Common Core’s national K-12 standards, in English language arts (ELA) and math, supposedly emerged from a state-led process in which experts, educators, and parents were well
represented. But the people who wrote the standards did not represent the most important stakeholders. Nor were they qualified to draft standards intended to “transform instruction for every
child.” And the Validation Committee that was created to put the seal of approval on the drafters’ work was useless if not misleading, both in its membership and in the process they had to
follow. One of us served as the ELA content expert on that Committee and can attest to its deficiencies.
For many months after the Common Core State Standards Initiative (CCSSI) was launched in 2009, the identities of the people drafting the “college- and career-readiness
standards” were unknown to the public. CCSSI eventually revealed the names of the 24
members of the “Standards Development Work Group” in response to complaints from professional organizations and parent groups about the lack of transparency.
What did this Work Group look like? Focusing only on ELA, the make-up of the Work Group was quite astonishing: It included
no English professors or high-school English teachers. How could legitimate ELA standards be created without the very two groups of educators who know the most about what students should
be and could be learning in secondary English classes?
also released the names of individuals in a larger “Feedback Group,” but it was made clear that these people were advisory only – final
decisions would be made by the English-teacher-bereft Work Group. Indeed, Feedback Group members’ suggestions were frequently ignored, without explanation. Because the Work Group labored
in secret, without open meetings, sunshine-law minutes of meetings, or accessible public comment, its reasons for making the decisions it did are lost to history.
The lead ELA writers were David Coleman and Susan Pimentel – neither of whom had experience teaching English in K-12 or college, and only one of whom (Pimentel) had ever helped draft ELA content standards before. But they had been chosen to transform
ELA education in the US. Who recommended them and why, we still do not know.
Theoretically, the Validation Committee (VC) should have been the failsafe mechanism for the standards. But the VC

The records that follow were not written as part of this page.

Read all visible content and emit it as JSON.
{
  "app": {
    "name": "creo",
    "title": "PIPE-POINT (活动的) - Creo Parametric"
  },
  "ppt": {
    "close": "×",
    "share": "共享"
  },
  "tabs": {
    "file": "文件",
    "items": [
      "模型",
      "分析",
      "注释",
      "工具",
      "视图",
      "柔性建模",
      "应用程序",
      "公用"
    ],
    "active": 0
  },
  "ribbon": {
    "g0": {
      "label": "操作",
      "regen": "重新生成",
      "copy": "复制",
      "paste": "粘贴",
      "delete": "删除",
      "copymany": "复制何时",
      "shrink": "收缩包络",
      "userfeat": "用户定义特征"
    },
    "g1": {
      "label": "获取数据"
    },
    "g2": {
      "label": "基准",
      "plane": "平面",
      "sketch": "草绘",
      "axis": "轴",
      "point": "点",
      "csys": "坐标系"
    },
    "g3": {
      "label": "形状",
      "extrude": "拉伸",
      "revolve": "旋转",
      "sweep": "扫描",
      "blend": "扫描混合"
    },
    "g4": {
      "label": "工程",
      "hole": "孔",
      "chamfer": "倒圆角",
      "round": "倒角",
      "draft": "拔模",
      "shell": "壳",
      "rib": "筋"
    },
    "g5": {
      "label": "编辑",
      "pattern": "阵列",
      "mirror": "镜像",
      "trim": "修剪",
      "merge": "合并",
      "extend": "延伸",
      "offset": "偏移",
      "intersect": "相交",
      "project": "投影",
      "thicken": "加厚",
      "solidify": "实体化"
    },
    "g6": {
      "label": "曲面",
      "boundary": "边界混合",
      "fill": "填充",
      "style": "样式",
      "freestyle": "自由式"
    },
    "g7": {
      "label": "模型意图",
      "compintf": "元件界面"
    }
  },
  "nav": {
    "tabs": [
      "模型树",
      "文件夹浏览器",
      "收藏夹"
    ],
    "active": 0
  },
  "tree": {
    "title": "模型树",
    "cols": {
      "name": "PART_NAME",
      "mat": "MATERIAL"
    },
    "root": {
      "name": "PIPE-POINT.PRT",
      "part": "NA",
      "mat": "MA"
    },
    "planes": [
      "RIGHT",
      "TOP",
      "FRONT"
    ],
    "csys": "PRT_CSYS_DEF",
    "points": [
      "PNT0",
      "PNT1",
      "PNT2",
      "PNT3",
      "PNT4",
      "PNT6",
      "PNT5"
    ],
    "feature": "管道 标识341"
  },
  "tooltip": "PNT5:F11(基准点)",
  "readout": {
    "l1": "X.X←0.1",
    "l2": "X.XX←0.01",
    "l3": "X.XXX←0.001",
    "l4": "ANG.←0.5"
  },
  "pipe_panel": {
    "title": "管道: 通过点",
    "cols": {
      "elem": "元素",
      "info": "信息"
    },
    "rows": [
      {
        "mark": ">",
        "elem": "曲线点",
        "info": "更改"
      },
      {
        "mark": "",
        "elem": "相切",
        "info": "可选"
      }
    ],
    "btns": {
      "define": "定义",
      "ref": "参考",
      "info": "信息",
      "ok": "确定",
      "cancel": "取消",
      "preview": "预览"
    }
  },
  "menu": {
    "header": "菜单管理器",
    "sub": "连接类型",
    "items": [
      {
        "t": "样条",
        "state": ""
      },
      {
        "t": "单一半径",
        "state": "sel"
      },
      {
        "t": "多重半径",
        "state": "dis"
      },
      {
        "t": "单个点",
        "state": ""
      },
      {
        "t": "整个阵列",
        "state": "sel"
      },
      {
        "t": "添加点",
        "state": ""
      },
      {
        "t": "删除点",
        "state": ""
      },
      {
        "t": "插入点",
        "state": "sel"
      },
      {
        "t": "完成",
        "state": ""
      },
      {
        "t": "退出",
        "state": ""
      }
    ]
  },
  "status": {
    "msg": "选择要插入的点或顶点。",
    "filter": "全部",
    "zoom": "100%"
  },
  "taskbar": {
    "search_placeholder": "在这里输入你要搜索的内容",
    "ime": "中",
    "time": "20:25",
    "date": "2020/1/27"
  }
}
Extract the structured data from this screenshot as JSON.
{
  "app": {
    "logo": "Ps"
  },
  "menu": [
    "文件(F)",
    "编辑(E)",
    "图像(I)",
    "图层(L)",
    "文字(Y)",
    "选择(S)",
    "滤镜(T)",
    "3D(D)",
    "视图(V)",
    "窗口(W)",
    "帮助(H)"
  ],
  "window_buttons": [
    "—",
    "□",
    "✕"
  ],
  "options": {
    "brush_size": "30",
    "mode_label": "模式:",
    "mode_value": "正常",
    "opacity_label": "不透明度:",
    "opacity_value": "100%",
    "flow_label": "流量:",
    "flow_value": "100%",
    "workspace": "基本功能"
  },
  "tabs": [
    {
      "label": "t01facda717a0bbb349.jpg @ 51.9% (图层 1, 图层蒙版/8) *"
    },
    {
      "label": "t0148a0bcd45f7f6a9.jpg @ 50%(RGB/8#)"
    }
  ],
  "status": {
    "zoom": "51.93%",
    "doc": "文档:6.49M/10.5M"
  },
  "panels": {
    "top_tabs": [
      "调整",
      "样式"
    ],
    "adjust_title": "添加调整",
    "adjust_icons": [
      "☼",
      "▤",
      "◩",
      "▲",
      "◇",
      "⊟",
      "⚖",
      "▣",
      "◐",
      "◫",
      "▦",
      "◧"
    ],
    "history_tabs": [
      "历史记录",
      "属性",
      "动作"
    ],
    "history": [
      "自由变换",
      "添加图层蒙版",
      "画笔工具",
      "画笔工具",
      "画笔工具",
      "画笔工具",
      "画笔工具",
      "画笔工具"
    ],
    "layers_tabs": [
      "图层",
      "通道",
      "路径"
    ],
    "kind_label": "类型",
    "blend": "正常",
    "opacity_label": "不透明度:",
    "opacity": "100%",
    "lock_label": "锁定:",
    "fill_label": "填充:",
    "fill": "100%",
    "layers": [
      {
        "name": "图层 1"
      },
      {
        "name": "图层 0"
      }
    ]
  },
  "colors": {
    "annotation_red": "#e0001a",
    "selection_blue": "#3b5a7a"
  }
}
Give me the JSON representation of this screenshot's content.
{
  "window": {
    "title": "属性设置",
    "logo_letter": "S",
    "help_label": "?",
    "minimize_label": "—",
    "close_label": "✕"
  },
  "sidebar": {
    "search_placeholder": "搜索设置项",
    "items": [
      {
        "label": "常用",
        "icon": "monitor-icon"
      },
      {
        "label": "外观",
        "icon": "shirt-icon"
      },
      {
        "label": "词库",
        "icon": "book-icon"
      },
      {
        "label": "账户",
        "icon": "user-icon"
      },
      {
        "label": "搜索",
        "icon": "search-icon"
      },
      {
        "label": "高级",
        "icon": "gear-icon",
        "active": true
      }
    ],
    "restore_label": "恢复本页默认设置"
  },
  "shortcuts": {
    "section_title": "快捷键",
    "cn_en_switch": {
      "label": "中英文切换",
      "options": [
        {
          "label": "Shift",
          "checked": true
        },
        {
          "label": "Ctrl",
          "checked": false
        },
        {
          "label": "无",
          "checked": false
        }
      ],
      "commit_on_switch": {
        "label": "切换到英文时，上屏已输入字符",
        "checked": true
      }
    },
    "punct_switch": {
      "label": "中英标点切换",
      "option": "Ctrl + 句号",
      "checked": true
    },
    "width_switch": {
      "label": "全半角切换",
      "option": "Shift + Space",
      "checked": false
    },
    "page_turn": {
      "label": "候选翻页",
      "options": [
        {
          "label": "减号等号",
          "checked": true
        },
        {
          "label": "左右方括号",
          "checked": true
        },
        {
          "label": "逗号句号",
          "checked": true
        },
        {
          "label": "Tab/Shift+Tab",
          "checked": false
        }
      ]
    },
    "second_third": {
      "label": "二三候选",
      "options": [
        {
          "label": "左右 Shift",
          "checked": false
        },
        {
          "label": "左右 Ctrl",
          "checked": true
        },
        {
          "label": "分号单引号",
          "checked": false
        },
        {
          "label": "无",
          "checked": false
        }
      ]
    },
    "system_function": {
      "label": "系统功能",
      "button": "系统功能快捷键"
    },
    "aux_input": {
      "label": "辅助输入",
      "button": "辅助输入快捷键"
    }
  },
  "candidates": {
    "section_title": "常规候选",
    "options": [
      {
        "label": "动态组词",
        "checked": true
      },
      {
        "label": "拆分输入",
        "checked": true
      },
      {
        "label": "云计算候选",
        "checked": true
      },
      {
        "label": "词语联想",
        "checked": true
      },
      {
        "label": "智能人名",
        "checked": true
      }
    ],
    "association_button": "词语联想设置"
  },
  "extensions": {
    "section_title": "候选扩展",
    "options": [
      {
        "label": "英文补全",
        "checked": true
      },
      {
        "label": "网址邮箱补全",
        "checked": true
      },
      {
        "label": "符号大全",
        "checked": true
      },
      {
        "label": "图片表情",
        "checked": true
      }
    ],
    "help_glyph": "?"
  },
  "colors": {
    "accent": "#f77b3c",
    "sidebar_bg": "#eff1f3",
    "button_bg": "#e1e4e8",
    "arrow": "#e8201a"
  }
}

contained almost no experts on ELA standards; most were education professors and representatives of testing companies, here and abroad. It quickly became clear that the VC existed as
window-dressing – it was there to rubber-stamp, not improve, the standards.
The VC was given a draft of the college-readiness standards in September 2009 and asked to review them. The ELA standards were grossly deficient. The citations provided no evidence that they
supported authentic college-readiness or were internationally benchmarked. VC members’ repeated attempts to obtain the evidence for such benchmarking were ignored.
Mistakenly assuming they should fulfill their charge to improve the standards, some VC members initially circulated their critiques among themselves and compared notes. CCSSI soon put a stop
to that. From that point on, individual VC members sent their critiques directly to the black hole that CCSSI proved to be. Suggestions were made, suggestions were ignored. One aspect of the
ELA standards that remained untouchable was Coleman’s idea that nonfiction or informational texts should occupy at
least half of the readings in every English class, to the detriment of classic literature and literary study more broadly. Even though all the historical and empirical evidence weighed against this concept, it
was set in stone.
CCSSI wanted a good draft of the college-readiness and grade-level ELA (and math) standards before January 19, 2010, the date the US Department of Education had set for state applications to commit to adopting the standards to qualify for
Race to the Top grants. But the draft sent to state departments of education in early January was so bad that some alarmed VC members forced CCSSI to delay releasing a public draft until
March. The language in the March version had been cleaned up somewhat, but the draft was not much better in organization or substance – the result of unqualified drafters working with undue
haste and untouchable premises.
The final version released in June 2010 contained most of the problems apparent in the first draft: lack of rigor, minimal content, lack of international benchmarking, lack of research
support. None of the public feedback to the March draft has been made available.
So this was the “transparent, state-led” process that resulted in the Common Core standards. The standards were created by people who wanted a “Validation Committee” in name
only. An invalid process, endorsed by an invalid Validation Committee, not surprisingly resulted in invalid standards. Now that the curtain is being pulled back on the real origins
of Common Core, states would do well to reconsider their hasty decisions to adopt this pig in an academic poke.